Everyone grins while he gripes

Usually he’s found just

Lounging around in his stripes



His tiger lady’s

A superfine feline

Just what his highness deserves

A sweet purring pussycat

Proud of her pussycat curves


He’s a tiger in the rain

It’s the thunder and lightning’

He can’t explain

A tiger in the rain

Who’s frightened


Caught in the storm he came

Searching for shelter

Right up to me and my spouse

Both stroked his chin and

Invited him into the house


He’s a tiger in the rain

It’s the thunder and lightning’

He can’t explain 


A tiger in the rain

Who’s frightened


He’s a tiger in the rain

It’s the thunder and lightning’

He can’t explain

A tiger in the rain

Who’s frightened


From the reviews that I read about Michael’s songs, I’ve discovered that some men are almost too scared of liking his songs, because his voice and his music seem too soft for them. Michael is a fine lyricist and composer, and he gets his message across. His melodies connect directly with the spirit (if the spirit is willing to listen and connect, that is). So my message to those men who are saying Michael Franks songs are too soft for them – Don’t be scared of getting in touch with your tender side, be like the tiger and take shelter – shelter in words and sounds that touch the heart. 



Some quick facts about Michael Franks:
Info Source
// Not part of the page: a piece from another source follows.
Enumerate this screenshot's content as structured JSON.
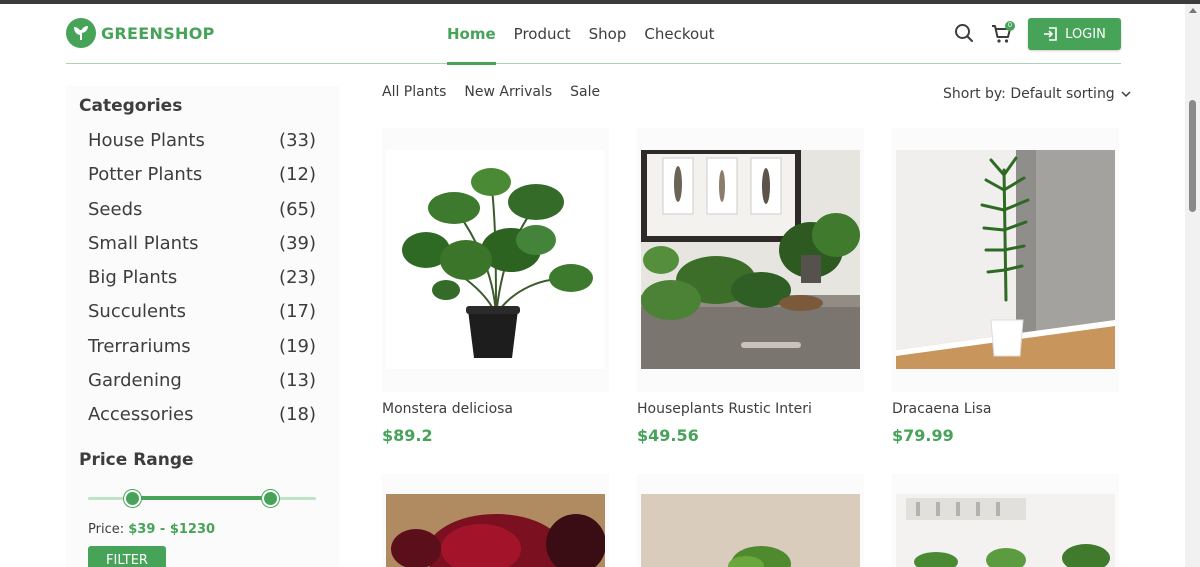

  • He grew up in southern California with his father Gerald, his mother Betty and two younger sisters. Although no one in his family played music, his parents loved swing music and his early influences included Peggy Lee, Nat King Cole, Ira Gershwin, Irving Berlin and Johnny Mercer. 
  • At age 14 Franks bought his first guitar, a Japanese Marco Polo for $29.95 with six private lessons included – the only music education that he received.
  • At University High in San Diego, Franks discovered the poetry of Theodore Roethke with his off-rhymes and hidden meter. 
  • In high school, he began singing folk-rock, accompanying himself on guitar. 
  • Studying English at UCLA Michael discovered Dave Brubeck, Patti Page, Stan Getz, João Gilberto, Antonio Carlos Jobim and Miles Davis. 
  • He never studied music in college or later, but earned a Bachelor of Arts degree from UCLA in comparative literature in 1966 and a Master of Arts degree from the University of Oregon in 1968. He had a teaching assistantship in a Ph.D. program in American literature at the University of Montreal before returning to teach part-time at UCLA.
  • During this time Franks started writing songs, starting with the antiwar musical Anthems in E-flat starring Mark Hamill. He also composed music for the films Count Your Bullets, Cockfighter, and Zandy’s Bride, starring Liv Ullmann and Gene Hackman. Sonny Terry and Brownie McGhee recorded three of his songs, including “White Boy Lost in the Blues” on their album Sonny & Brownie. Franks played guitar, banjo and mandolin on the album and joined them in touring. In 1973, he recorded an eponymous album, later reissued as Previously Unavailable, which included the minor hit “Can’t Seem to Shake This Rock ‘n Roll”.
  • In 1975 Franks released his second album The Art of Tea, beginning a long relationship with Warner Brothers Music. The Art of Tea featured Joe Sample, Larry Carlton and Wilton Felder of The Crusaders and included the hit song “Popsicle Toes”. His third album, Sleeping Gypsy (1977), which includes the song “The Lady Wants to Know”, was partially recorded in Brazil. Around this time, percussionist Ray Armando gave Franks a cabasa, which became a signature instrument for him to play on stage when he was not playing guitar. Burchfield Nines (1978), which includes the song “When the Cookie Jar Is Empty”, reflects his move to New York City and features more of an East Coast sound. Since then, Franks has recorded more than 15 albums. Read more on Wikipedia…

Leave a Reply

Fill in your details below or click an icon to log in:

WordPress.com Logo

You are commenting using your WordPress.com account. Log Out / Change )

Twitter picture

You are commenting using your Twitter account. Log Out / Change )

Facebook photo

You are commenting using your Facebook account. Log Out / Change )

Google+ photo

You are commenting using your Google+ account. Log Out / Change )

Connecting to %s

Information

This entry was posted on July 27, 2012 by in Uncategorized.
%d bloggers like this: